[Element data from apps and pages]

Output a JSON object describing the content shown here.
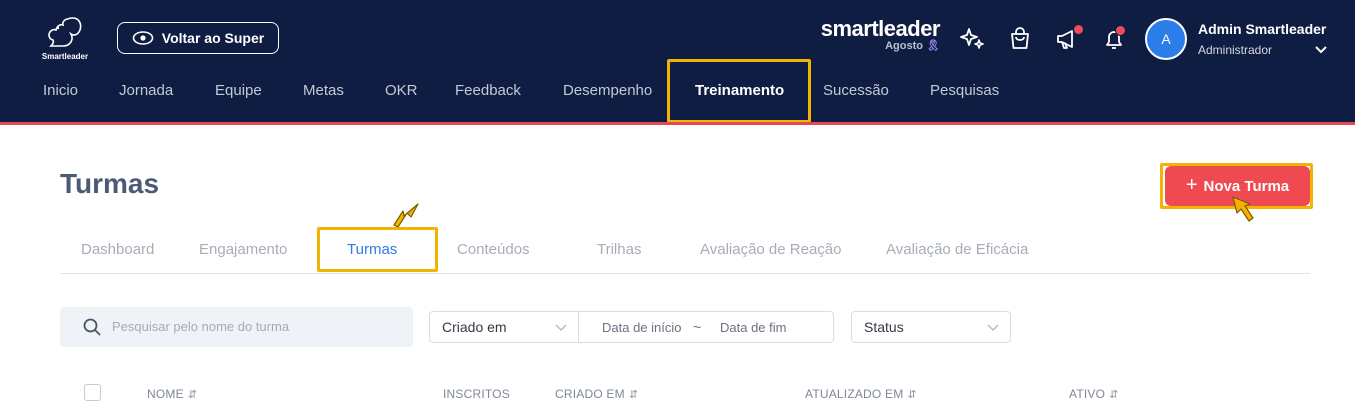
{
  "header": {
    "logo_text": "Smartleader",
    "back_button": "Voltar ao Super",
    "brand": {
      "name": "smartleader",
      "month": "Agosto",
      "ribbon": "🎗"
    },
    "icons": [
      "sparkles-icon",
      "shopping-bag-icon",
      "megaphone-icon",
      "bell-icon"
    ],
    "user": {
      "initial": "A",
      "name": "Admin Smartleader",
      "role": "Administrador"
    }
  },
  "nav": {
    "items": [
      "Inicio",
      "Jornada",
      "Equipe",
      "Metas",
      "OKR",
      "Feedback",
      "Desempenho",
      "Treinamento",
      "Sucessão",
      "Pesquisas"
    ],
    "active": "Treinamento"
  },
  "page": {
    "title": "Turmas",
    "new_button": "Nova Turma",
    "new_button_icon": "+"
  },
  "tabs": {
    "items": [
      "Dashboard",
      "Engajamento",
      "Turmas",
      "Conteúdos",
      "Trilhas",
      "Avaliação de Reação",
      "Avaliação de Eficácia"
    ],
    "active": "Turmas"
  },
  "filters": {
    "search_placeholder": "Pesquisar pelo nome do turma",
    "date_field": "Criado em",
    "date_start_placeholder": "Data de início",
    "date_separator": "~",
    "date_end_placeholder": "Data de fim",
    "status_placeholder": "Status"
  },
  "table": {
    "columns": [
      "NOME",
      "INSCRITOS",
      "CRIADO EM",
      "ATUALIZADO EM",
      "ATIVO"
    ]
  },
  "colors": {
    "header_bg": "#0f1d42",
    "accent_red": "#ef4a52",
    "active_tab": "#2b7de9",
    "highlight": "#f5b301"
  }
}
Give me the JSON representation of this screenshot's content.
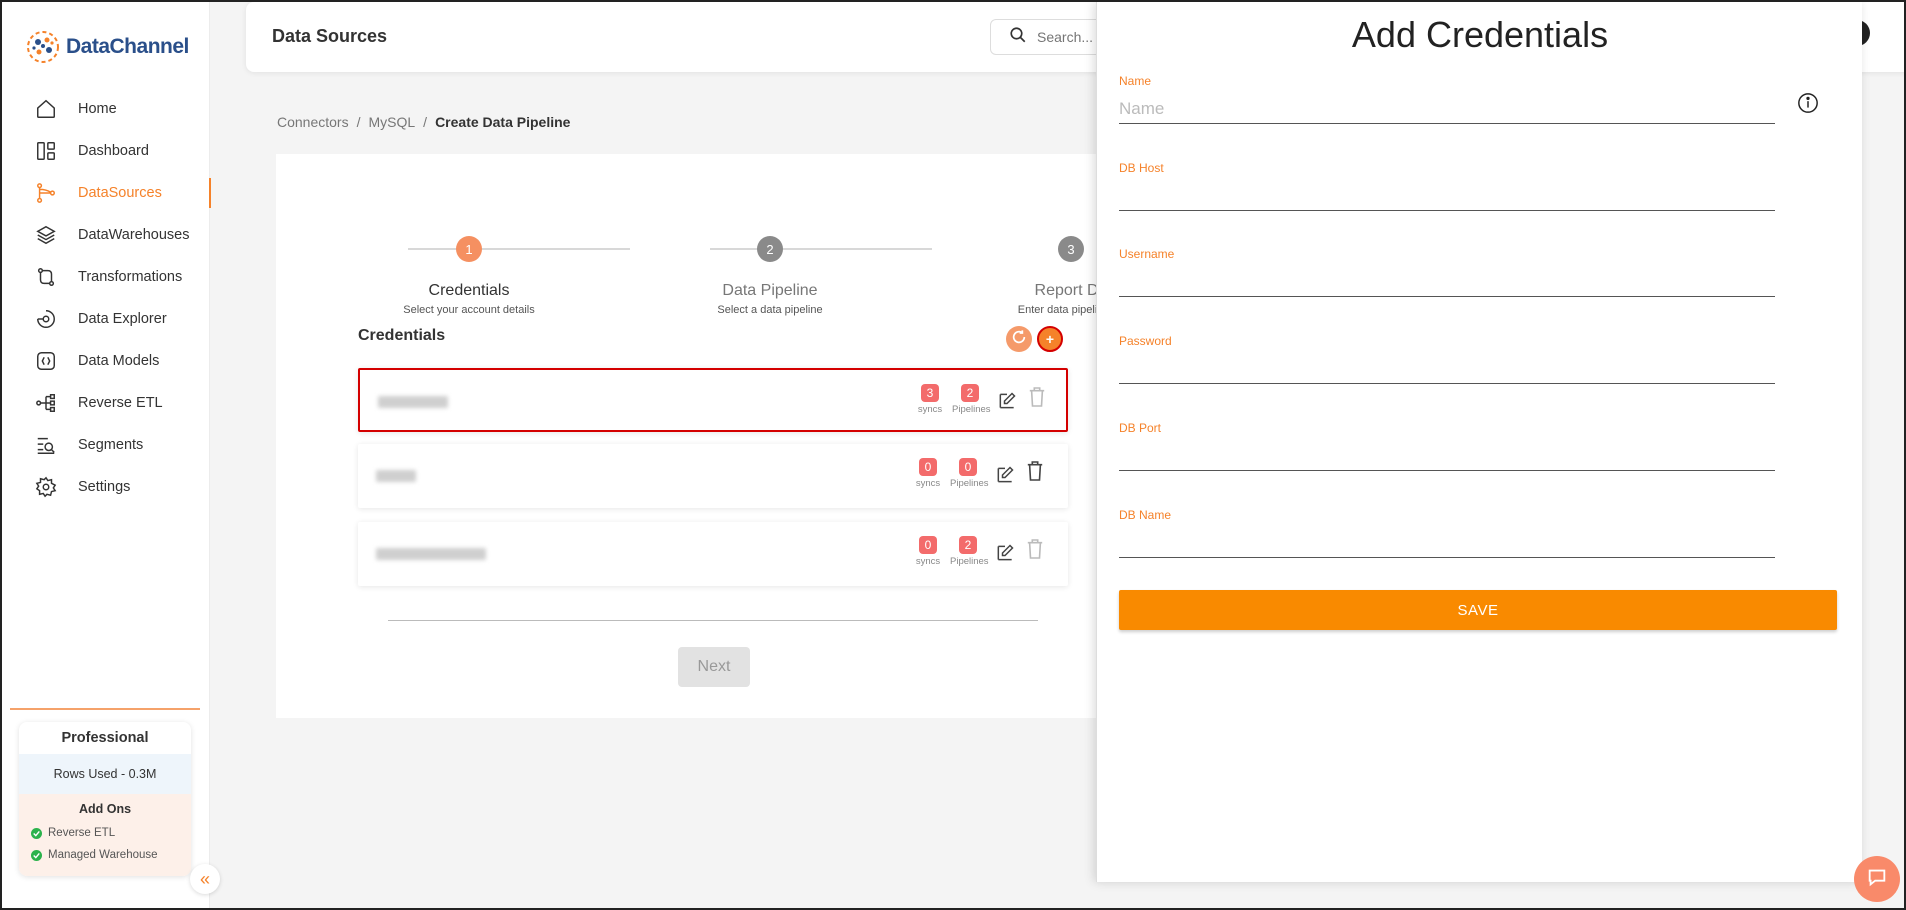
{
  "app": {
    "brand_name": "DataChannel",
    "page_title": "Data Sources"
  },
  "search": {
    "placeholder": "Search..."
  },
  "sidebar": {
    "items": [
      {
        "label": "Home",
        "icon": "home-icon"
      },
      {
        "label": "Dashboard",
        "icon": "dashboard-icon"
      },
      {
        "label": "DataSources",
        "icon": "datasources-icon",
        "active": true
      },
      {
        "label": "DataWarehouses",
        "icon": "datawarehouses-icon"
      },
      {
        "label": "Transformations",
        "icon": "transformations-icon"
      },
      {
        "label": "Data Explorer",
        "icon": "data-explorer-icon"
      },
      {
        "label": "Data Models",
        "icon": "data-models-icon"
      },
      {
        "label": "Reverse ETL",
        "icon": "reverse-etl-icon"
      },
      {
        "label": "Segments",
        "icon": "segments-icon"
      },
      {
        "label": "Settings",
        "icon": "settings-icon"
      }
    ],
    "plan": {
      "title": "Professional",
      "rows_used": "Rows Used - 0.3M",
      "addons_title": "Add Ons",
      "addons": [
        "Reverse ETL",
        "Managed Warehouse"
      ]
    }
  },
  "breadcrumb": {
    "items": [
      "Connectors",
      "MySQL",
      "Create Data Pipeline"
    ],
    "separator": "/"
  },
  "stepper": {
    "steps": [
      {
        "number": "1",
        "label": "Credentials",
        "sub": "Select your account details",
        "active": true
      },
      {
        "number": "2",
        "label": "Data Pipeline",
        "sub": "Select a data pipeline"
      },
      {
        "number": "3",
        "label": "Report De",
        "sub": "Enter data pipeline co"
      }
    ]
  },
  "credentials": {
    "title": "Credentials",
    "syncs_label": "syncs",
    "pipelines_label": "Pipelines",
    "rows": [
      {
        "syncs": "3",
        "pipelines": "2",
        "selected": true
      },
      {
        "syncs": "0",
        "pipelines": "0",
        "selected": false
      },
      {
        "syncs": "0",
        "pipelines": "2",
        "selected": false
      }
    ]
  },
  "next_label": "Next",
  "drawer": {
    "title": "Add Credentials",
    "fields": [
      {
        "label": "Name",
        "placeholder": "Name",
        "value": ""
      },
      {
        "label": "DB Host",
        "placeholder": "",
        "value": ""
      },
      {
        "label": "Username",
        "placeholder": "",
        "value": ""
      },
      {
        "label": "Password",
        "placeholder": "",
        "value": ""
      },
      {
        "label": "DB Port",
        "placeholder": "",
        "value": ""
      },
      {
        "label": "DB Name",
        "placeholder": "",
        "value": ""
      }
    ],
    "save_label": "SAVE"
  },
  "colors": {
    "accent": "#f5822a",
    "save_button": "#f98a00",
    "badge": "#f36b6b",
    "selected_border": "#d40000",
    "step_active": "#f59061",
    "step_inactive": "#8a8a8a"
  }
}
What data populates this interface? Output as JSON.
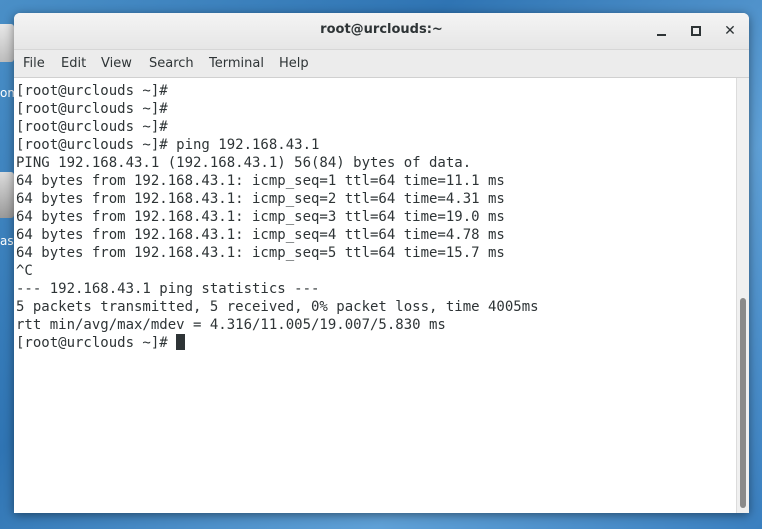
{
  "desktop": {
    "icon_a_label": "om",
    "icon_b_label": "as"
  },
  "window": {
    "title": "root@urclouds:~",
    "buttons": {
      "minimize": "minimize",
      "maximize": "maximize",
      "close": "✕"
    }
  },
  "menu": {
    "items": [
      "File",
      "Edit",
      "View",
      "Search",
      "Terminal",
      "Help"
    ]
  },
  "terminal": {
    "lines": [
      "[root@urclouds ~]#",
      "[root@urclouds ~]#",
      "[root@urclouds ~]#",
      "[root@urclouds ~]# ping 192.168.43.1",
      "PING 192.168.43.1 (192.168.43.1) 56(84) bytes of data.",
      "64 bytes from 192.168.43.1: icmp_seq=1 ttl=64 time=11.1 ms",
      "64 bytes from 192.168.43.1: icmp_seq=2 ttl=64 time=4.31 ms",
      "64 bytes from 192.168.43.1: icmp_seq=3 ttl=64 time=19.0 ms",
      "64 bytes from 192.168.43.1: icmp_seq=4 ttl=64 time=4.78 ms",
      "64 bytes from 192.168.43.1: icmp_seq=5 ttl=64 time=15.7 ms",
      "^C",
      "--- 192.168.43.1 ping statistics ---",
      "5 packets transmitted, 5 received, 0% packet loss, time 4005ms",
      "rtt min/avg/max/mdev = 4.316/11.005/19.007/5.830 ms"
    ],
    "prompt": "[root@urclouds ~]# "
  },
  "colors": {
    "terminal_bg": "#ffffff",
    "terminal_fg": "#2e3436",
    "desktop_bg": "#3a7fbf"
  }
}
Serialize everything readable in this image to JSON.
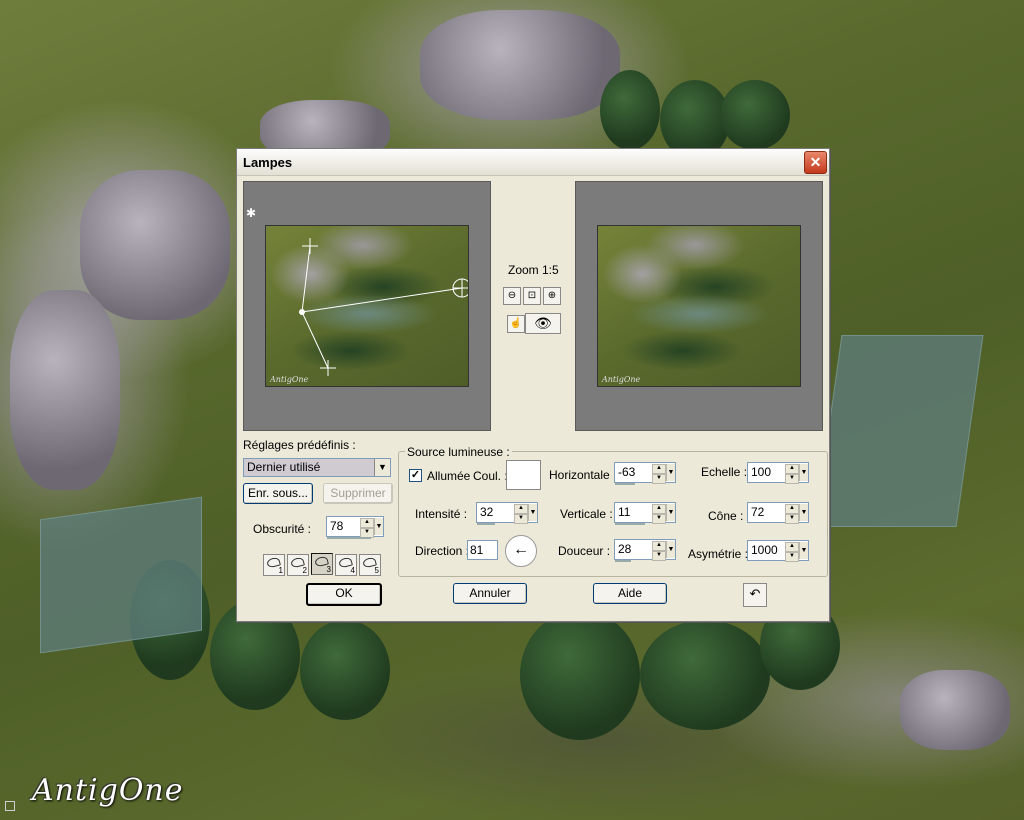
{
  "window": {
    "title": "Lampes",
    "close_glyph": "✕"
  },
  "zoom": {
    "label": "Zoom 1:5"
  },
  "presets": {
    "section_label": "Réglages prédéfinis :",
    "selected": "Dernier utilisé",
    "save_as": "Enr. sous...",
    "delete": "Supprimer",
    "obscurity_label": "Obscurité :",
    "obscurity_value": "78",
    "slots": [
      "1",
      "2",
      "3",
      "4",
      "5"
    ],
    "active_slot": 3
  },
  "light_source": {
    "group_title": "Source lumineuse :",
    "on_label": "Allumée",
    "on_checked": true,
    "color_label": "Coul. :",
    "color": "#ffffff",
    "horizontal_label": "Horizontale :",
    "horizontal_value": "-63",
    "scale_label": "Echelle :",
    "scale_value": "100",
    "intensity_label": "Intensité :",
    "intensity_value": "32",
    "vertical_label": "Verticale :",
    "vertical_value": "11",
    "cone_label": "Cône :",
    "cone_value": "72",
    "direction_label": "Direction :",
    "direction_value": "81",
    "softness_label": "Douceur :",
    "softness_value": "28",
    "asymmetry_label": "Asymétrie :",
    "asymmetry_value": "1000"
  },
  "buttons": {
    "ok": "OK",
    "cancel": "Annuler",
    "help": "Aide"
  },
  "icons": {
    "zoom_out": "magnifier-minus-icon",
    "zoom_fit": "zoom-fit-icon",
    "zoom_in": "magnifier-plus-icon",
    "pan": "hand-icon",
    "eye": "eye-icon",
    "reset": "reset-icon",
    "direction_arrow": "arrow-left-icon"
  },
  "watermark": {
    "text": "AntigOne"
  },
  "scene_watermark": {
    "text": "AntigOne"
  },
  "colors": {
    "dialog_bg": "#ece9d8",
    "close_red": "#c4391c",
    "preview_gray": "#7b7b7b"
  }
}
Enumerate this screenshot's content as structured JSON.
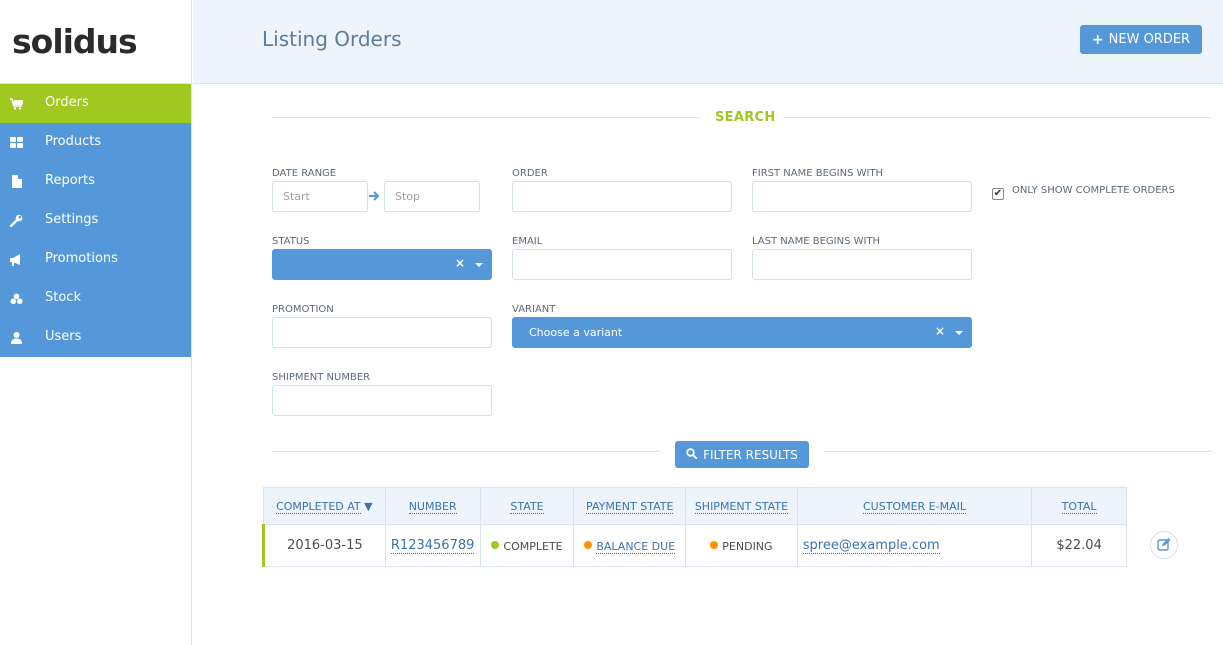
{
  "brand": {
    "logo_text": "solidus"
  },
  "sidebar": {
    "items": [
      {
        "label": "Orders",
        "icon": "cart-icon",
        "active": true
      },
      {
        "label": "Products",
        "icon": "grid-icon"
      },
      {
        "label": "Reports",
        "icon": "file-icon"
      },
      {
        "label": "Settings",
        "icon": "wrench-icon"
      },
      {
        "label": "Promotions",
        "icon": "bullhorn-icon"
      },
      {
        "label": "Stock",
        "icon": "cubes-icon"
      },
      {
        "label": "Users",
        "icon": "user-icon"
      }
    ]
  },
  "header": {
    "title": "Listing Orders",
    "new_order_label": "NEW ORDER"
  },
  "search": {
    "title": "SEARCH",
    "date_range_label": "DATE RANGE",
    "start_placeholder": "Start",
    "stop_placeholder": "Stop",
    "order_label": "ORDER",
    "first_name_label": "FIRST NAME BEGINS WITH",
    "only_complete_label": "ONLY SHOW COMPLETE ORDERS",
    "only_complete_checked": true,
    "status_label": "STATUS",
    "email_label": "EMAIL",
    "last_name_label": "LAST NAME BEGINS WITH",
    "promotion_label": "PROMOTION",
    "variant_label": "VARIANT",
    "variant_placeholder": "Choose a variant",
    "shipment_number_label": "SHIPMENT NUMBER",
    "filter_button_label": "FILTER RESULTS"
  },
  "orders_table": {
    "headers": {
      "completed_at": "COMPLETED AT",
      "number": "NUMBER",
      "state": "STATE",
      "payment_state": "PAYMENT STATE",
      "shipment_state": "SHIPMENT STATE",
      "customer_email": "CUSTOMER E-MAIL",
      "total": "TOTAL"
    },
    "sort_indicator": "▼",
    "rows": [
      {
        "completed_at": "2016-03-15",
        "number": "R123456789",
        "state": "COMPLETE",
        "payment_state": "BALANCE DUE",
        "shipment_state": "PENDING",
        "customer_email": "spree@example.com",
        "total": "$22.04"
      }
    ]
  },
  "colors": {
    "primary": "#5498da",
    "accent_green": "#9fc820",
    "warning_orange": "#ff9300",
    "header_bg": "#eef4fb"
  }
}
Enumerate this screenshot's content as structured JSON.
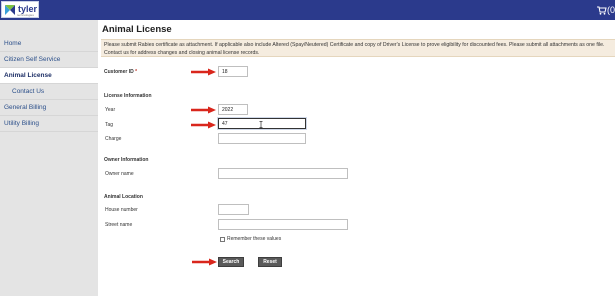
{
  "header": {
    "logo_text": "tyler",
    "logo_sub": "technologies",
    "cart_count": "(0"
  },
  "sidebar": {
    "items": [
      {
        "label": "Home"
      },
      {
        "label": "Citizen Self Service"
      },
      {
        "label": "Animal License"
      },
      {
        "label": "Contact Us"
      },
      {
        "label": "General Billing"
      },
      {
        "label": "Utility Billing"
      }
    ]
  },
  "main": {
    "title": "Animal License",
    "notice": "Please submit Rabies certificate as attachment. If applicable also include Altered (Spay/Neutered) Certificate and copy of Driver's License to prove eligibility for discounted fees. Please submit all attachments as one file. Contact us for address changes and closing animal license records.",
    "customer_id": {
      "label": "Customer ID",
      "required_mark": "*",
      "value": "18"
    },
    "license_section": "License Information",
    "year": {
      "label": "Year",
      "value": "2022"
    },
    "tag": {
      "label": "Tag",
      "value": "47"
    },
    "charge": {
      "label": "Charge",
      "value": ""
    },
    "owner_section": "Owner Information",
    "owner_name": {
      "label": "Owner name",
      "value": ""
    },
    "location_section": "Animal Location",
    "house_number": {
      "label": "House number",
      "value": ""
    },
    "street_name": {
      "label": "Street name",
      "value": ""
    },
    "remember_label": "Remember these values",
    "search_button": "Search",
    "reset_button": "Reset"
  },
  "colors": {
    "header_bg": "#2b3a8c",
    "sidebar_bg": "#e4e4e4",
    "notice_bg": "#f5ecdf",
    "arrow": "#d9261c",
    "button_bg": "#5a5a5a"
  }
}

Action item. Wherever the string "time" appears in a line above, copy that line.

Your solution.
      "64 bytes from 192.168.43.1: icmp_seq=1 ttl=64 time=11.1 ms",
      "64 bytes from 192.168.43.1: icmp_seq=2 ttl=64 time=4.31 ms",
      "64 bytes from 192.168.43.1: icmp_seq=3 ttl=64 time=19.0 ms",
      "64 bytes from 192.168.43.1: icmp_seq=4 ttl=64 time=4.78 ms",
      "64 bytes from 192.168.43.1: icmp_seq=5 ttl=64 time=15.7 ms",
      "5 packets transmitted, 5 received, 0% packet loss, time 4005ms",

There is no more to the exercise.